◆ SOURCE INFORMATION ◆
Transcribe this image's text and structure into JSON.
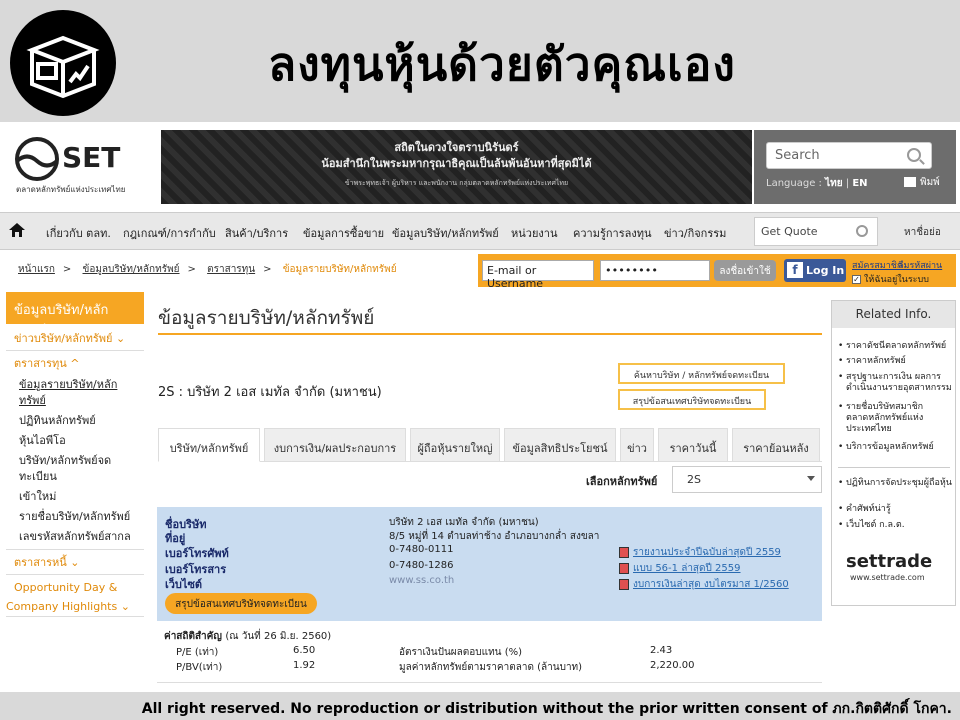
{
  "slogan": "ลงทุนหุ้นด้วยตัวคุณเอง",
  "footer": "All right reserved. No reproduction or distribution without the prior written consent of ภก.กิตติศักดิ์ โกคา.",
  "header": {
    "logo_text": "SET",
    "logo_sub": "ตลาดหลักทรัพย์แห่งประเทศไทย",
    "tribute_line1": "สถิตในดวงใจตราบนิรันดร์",
    "tribute_line2": "น้อมสำนึกในพระมหากรุณาธิคุณเป็นล้นพ้นอันหาที่สุดมิได้",
    "tribute_line3": "ข้าพระพุทธเจ้า ผู้บริหาร และพนักงาน กลุ่มตลาดหลักทรัพย์แห่งประเทศไทย",
    "search_placeholder": "Search",
    "language_label": "Language :",
    "lang_thai": "ไทย",
    "lang_sep": "|",
    "lang_en": "EN",
    "print_label": "พิมพ์"
  },
  "nav": {
    "items": [
      "เกี่ยวกับ ตลท.",
      "กฎเกณฑ์/การกำกับ",
      "สินค้า/บริการ",
      "ข้อมูลการซื้อขาย",
      "ข้อมูลบริษัท/หลักทรัพย์",
      "หน่วยงาน",
      "ความรู้การลงทุน",
      "ข่าว/กิจกรรม"
    ],
    "get_quote": "Get Quote",
    "name_unit": "หาชื่อย่อ"
  },
  "breadcrumb": {
    "items": [
      "หน้าแรก",
      "ข้อมูลบริษัท/หลักทรัพย์",
      "ตราสารทุน"
    ],
    "current": "ข้อมูลรายบริษัท/หลักทรัพย์",
    "sep": ">"
  },
  "login": {
    "email": "E-mail or Username",
    "password": "••••••••",
    "login_button": "ลงชื่อเข้าใช้",
    "fb_button": "Log In",
    "register": "สมัครสมาชิก",
    "forgot": "ลืมรหัสผ่าน",
    "remember": "ให้ฉันอยู่ในระบบ"
  },
  "sidebar": {
    "title": "ข้อมูลบริษัท/หลักทรัพย์",
    "section1": "ข่าวบริษัท/หลักทรัพย์ ⌄",
    "section2": "ตราสารทุน ^",
    "items": [
      "ข้อมูลรายบริษัท/หลักทรัพย์",
      "ปฏิทินหลักทรัพย์",
      "หุ้นไอพีโอ",
      "บริษัท/หลักทรัพย์จดทะเบียน",
      "เข้าใหม่",
      "รายชื่อบริษัท/หลักทรัพย์",
      "เลขรหัสหลักทรัพย์สากล"
    ],
    "section3": "ตราสารหนี้ ⌄",
    "section4a": "Opportunity Day &",
    "section4b": "Company Highlights ⌄"
  },
  "main": {
    "title": "ข้อมูลรายบริษัท/หลักทรัพย์",
    "company": "2S : บริษัท 2 เอส เมทัล จำกัด (มหาชน)",
    "btn_search_company": "ค้นหาบริษัท / หลักทรัพย์จดทะเบียน",
    "btn_summary_listed": "สรุปข้อสนเทศบริษัทจดทะเบียน",
    "tabs": [
      "บริษัท/หลักทรัพย์",
      "งบการเงิน/ผลประกอบการ",
      "ผู้ถือหุ้นรายใหญ่",
      "ข้อมูลสิทธิประโยชน์",
      "ข่าว",
      "ราคาวันนี้",
      "ราคาย้อนหลัง"
    ],
    "select_label": "เลือกหลักทรัพย์",
    "select_value": "2S"
  },
  "info": {
    "labels": [
      "ชื่อบริษัท",
      "ที่อยู่",
      "เบอร์โทรศัพท์",
      "เบอร์โทรสาร",
      "เว็บไซต์"
    ],
    "values": [
      "บริษัท 2 เอส เมทัล จำกัด (มหาชน)",
      "8/5 หมู่ที่ 14 ตำบลท่าช้าง อำเภอบางกล่ำ สงขลา",
      "0-7480-0111",
      "0-7480-1286",
      "www.ss.co.th"
    ],
    "links": [
      "รายงานประจำปีฉบับล่าสุดปี 2559",
      "แบบ 56-1 ล่าสุดปี 2559",
      "งบการเงินล่าสุด งบไตรมาส 1/2560"
    ],
    "summary_button": "สรุปข้อสนเทศบริษัทจดทะเบียน"
  },
  "stats": {
    "title": "ค่าสถิติสำคัญ",
    "date": "(ณ วันที่ 26 มิ.ย. 2560)",
    "pe_label": "P/E (เท่า)",
    "pe_value": "6.50",
    "pbv_label": "P/BV(เท่า)",
    "pbv_value": "1.92",
    "yield_label": "อัตราเงินปันผลตอบแทน (%)",
    "yield_value": "2.43",
    "mcap_label": "มูลค่าหลักทรัพย์ตามราคาตลาด (ล้านบาท)",
    "mcap_value": "2,220.00"
  },
  "related": {
    "title": "Related Info.",
    "items": [
      "ราคาดัชนีตลาดหลักทรัพย์",
      "ราคาหลักทรัพย์",
      "สรุปฐานะการเงิน ผลการดำเนินงานรายอุตสาหกรรม",
      "รายชื่อบริษัทสมาชิก ตลาดหลักทรัพย์แห่งประเทศไทย",
      "บริการข้อมูลหลักทรัพย์"
    ],
    "items2": [
      "ปฏิทินการจัดประชุมผู้ถือหุ้น",
      "คำศัพท์น่ารู้",
      "เว็บไซต์ ก.ล.ต."
    ],
    "settrade": "settrade",
    "settrade_url": "www.settrade.com"
  }
}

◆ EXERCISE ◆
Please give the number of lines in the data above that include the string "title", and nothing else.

◆ ANSWER SPACE ◆
4